Blend market opportunity with your experience and passion
As the practice of law continues to develop into a more complex machine, it is becoming advisable for lawyers to choose their niche and become a specialist in a particular field. Finding your legal practice niche could lead to a more in-depth understanding of an aspect of the law that most interests you, an increase in clients, career longevity, and ultimately, more fees. Having a focus isn’t enough anymore, now your focus must be focused. The issue isn’t whether to specialize, it’s what to specialize in.
Is there an under represented or fringe group that requires specialized attention and someone to fight for their rights? Determine a unique or highly marketable group that needs someone to represent not just a single person, but an entire cause.
Consider the community of your practice. If you live in a large city, there is a broad range of options. You can join a law firm and your specialty might be built into the demands of the firm’s existing clients. Practices that require volume in large cities have numbers on their side; more clients mean a greater need for a specialty. With the right specialty, potential clients will travel to you to seek out your council.
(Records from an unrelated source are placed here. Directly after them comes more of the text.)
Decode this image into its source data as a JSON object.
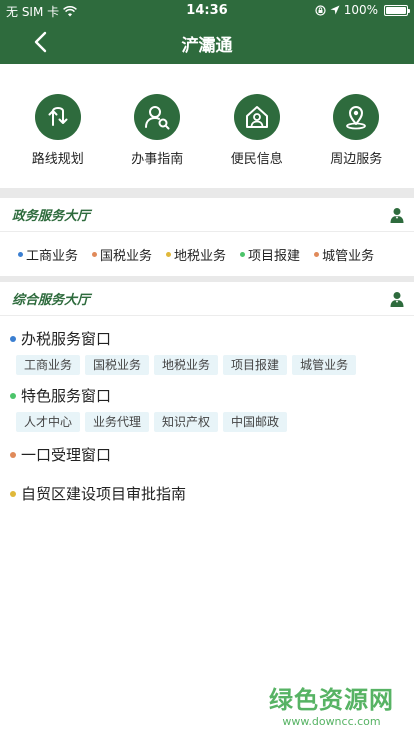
{
  "status": {
    "carrier": "无 SIM 卡",
    "time": "14:36",
    "battery": "100%",
    "battery_level": 1.0,
    "wifi_icon": "wifi-icon",
    "lock_icon": "rotation-lock-icon",
    "location_icon": "location-arrow-icon"
  },
  "nav": {
    "title": "浐灞通",
    "back_icon": "chevron-left-icon"
  },
  "quick": [
    {
      "label": "路线规划",
      "icon": "route-arrows-icon"
    },
    {
      "label": "办事指南",
      "icon": "user-search-icon"
    },
    {
      "label": "便民信息",
      "icon": "home-person-icon"
    },
    {
      "label": "周边服务",
      "icon": "location-pin-icon"
    }
  ],
  "gov": {
    "title": "政务服务大厅",
    "icon": "service-staff-icon",
    "items": [
      {
        "label": "工商业务",
        "color": "#3b7fd1"
      },
      {
        "label": "国税业务",
        "color": "#e08a5a"
      },
      {
        "label": "地税业务",
        "color": "#e0b83a"
      },
      {
        "label": "项目报建",
        "color": "#4cc46a"
      },
      {
        "label": "城管业务",
        "color": "#e08a5a"
      }
    ]
  },
  "general": {
    "title": "综合服务大厅",
    "icon": "service-staff-icon",
    "windows": [
      {
        "label": "办税服务窗口",
        "color": "#3b7fd1",
        "tags": [
          "工商业务",
          "国税业务",
          "地税业务",
          "项目报建",
          "城管业务"
        ]
      },
      {
        "label": "特色服务窗口",
        "color": "#4cc46a",
        "tags": [
          "人才中心",
          "业务代理",
          "知识产权",
          "中国邮政"
        ]
      },
      {
        "label": "一口受理窗口",
        "color": "#e08a5a",
        "tags": []
      },
      {
        "label": "自贸区建设项目审批指南",
        "color": "#e0b83a",
        "tags": []
      }
    ]
  },
  "watermark": {
    "text": "绿色资源网",
    "url": "www.downcc.com"
  }
}
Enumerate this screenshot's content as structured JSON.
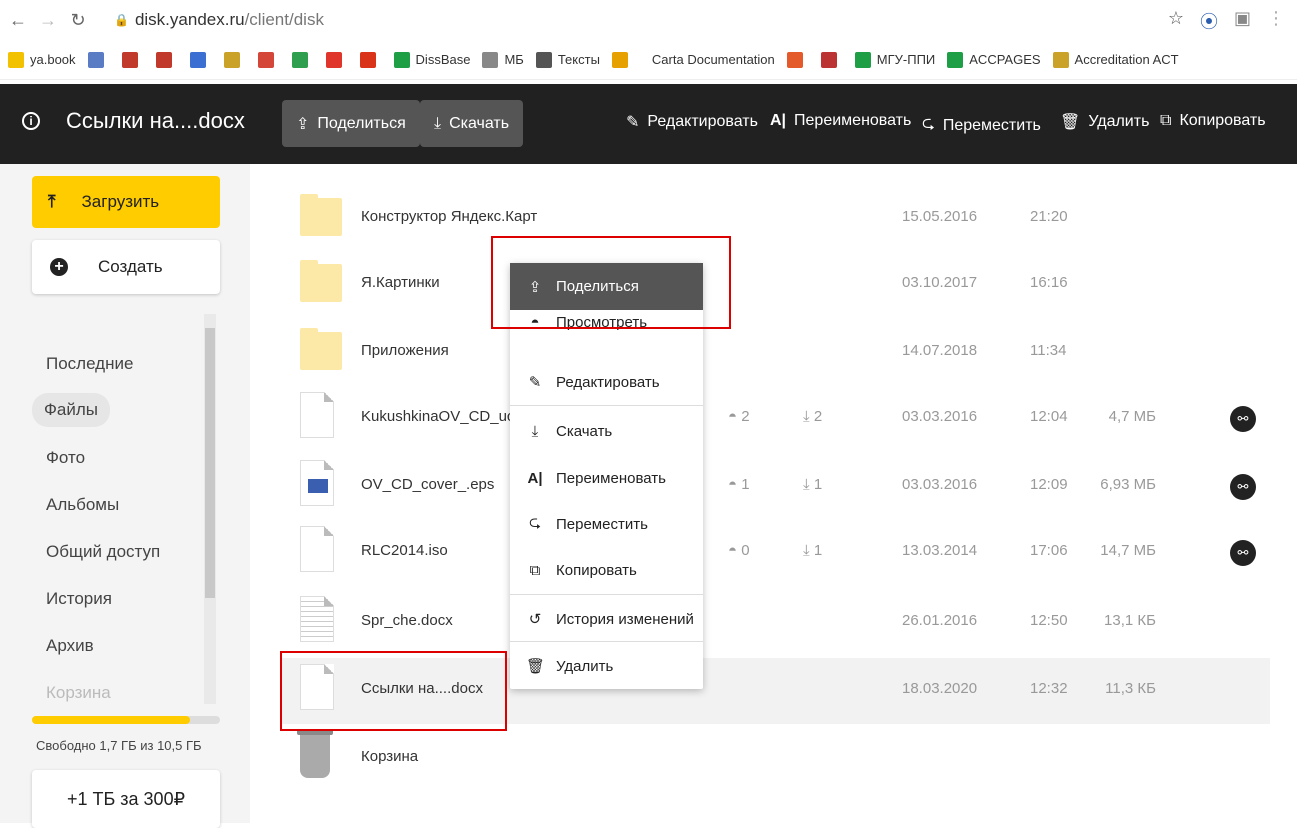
{
  "browser": {
    "url_host": "disk.yandex.ru",
    "url_path": "/client/disk"
  },
  "bookmarks": [
    {
      "label": "ya.book",
      "color": "#f2c200"
    },
    {
      "label": "",
      "color": "#5a7cc4"
    },
    {
      "label": "",
      "color": "#c0392b"
    },
    {
      "label": "",
      "color": "#c0392b"
    },
    {
      "label": "",
      "color": "#3b6fd1"
    },
    {
      "label": "",
      "color": "#c9a227"
    },
    {
      "label": "",
      "color": "#d44638"
    },
    {
      "label": "",
      "color": "#2e9e4f"
    },
    {
      "label": "",
      "color": "#e0352b"
    },
    {
      "label": "",
      "color": "#d9341a"
    },
    {
      "label": "DissBase",
      "color": "#1e9e45"
    },
    {
      "label": "МБ",
      "color": "#888888"
    },
    {
      "label": "Тексты",
      "color": "#555555"
    },
    {
      "label": "",
      "color": "#e6a100"
    },
    {
      "label": "Carta Documentation",
      "color": "#ffffff"
    },
    {
      "label": "",
      "color": "#e45a2a"
    },
    {
      "label": "",
      "color": "#b33"
    },
    {
      "label": "МГУ-ППИ",
      "color": "#1e9e45"
    },
    {
      "label": "ACCPAGES",
      "color": "#1e9e45"
    },
    {
      "label": "Accreditation ACT",
      "color": "#c9a227"
    }
  ],
  "toolbar": {
    "file_name": "Ссылки на....docx",
    "share": "Поделиться",
    "download": "Скачать",
    "edit": "Редактировать",
    "rename": "Переименовать",
    "move": "Переместить",
    "delete": "Удалить",
    "copy": "Копировать"
  },
  "sidebar": {
    "upload": "Загрузить",
    "create": "Создать",
    "items": [
      "Последние",
      "Файлы",
      "Фото",
      "Альбомы",
      "Общий доступ",
      "История",
      "Архив",
      "Корзина"
    ],
    "active": "Файлы",
    "free_space": "Свободно 1,7 ГБ из 10,5 ГБ",
    "quota_used": 0.84,
    "buy": "+1 ТБ за 300₽"
  },
  "files": [
    {
      "type": "folder",
      "name": "Конструктор Яндекс.Карт",
      "views": "",
      "downloads": "",
      "date": "15.05.2016",
      "time": "21:20",
      "size": "",
      "link": false
    },
    {
      "type": "folder",
      "name": "Я.Картинки",
      "views": "",
      "downloads": "",
      "date": "03.10.2017",
      "time": "16:16",
      "size": "",
      "link": false
    },
    {
      "type": "folder",
      "name": "Приложения",
      "views": "",
      "downloads": "",
      "date": "14.07.2018",
      "time": "11:34",
      "size": "",
      "link": false
    },
    {
      "type": "doc",
      "name": "KukushkinaOV_CD_uchet",
      "views": "2",
      "downloads": "2",
      "date": "03.03.2016",
      "time": "12:04",
      "size": "4,7 МБ",
      "link": true
    },
    {
      "type": "image",
      "name": "OV_CD_cover_.eps",
      "views": "1",
      "downloads": "1",
      "date": "03.03.2016",
      "time": "12:09",
      "size": "6,93 МБ",
      "link": true
    },
    {
      "type": "doc",
      "name": "RLC2014.iso",
      "views": "0",
      "downloads": "1",
      "date": "13.03.2014",
      "time": "17:06",
      "size": "14,7 МБ",
      "link": true
    },
    {
      "type": "docx",
      "name": "Spr_che.docx",
      "views": "",
      "downloads": "",
      "date": "26.01.2016",
      "time": "12:50",
      "size": "13,1 КБ",
      "link": false
    },
    {
      "type": "doc",
      "name": "Ссылки на....docx",
      "views": "",
      "downloads": "",
      "date": "18.03.2020",
      "time": "12:32",
      "size": "11,3 КБ",
      "link": false,
      "selected": true
    },
    {
      "type": "trash",
      "name": "Корзина",
      "views": "",
      "downloads": "",
      "date": "",
      "time": "",
      "size": "",
      "link": false
    }
  ],
  "context_menu": {
    "share": "Поделиться",
    "view": "Просмотреть",
    "edit": "Редактировать",
    "download": "Скачать",
    "rename": "Переименовать",
    "move": "Переместить",
    "copy": "Копировать",
    "history": "История изменений",
    "delete": "Удалить"
  },
  "colors": {
    "toolbar_bg": "#212121",
    "accent_yellow": "#ffcc00",
    "highlight_box": "#dd0000"
  }
}
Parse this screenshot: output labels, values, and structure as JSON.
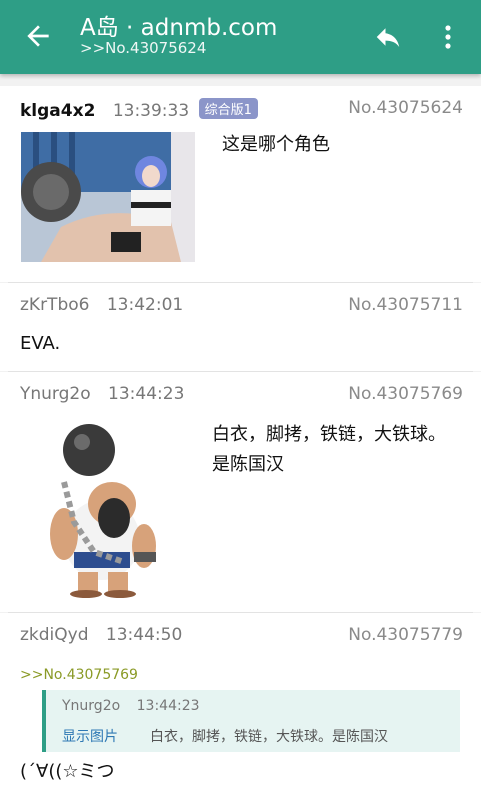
{
  "appbar": {
    "title": "A岛 · adnmb.com",
    "subtitle": ">>No.43075624"
  },
  "posts": [
    {
      "uid": "klga4x2",
      "time": "13:39:33",
      "badge": "综合版1",
      "no": "No.43075624",
      "content": "这是哪个角色"
    },
    {
      "uid": "zKrTbo6",
      "time": "13:42:01",
      "no": "No.43075711",
      "content": "EVA."
    },
    {
      "uid": "Ynurg2o",
      "time": "13:44:23",
      "no": "No.43075769",
      "content": "白衣，脚拷，铁链，大铁球。是陈国汉"
    },
    {
      "uid": "zkdiQyd",
      "time": "13:44:50",
      "no": "No.43075779",
      "quote_link": ">>No.43075769",
      "quote": {
        "uid": "Ynurg2o",
        "time": "13:44:23",
        "show_image": "显示图片",
        "text": "白衣，脚拷，铁链，大铁球。是陈国汉"
      },
      "content": "(´∀((☆ミつ"
    }
  ]
}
If you live in a small town, there might not be the need for a certain practice. Small town niches should reflect the needs of the community, such as small businesses law or property concerns.
Try and identify where the market opportunity and your interests intersect. Does criminal law excite you? If so, do you practice in an area that is near a certain type of court? Perhaps your town is a the hub of Municipal cases. Perhaps your town is a hub for Federal district-wide white collar cases. Which side do you prefer to represent? These are all things that you should take into account to help identify your niche. Take malpractice for instance, you can focus on one specific type of doctor. Perhaps you transition from the crowded medical malpractice space to a dental malpractice practice. Think about what inspired you to pursue law in the first place; this inspiration might be the niche for you. This interest or passion might help fuel you through long nights and potential redundancies in caseloads. Become a master in the field you enjoy, then find a market opportunity that allows you to narrow it down.
Finding your niche might be a leap of faith. Project what will be the next big legal hurdle and you could potentially form a stronghold, resulting in an extremely positive response to your findings. For instance, 40 years ago, insurance fraud wasn’t the behemoth it is today. Attorneys who shifted their practice or fell into the space found an opportunity that provided a sustainable career path.
The legal organization that you work for might help determine your specialty as well. Depending on the needs of your firm and the background of your experience, you may get called on to help on the next big Philadelphia patent infringement case. The needs of your law firm and community set the stage for your niche, but only your passion can influence the decision. Find your niche by figuring out how you can best serve yourself so you can best serve the law.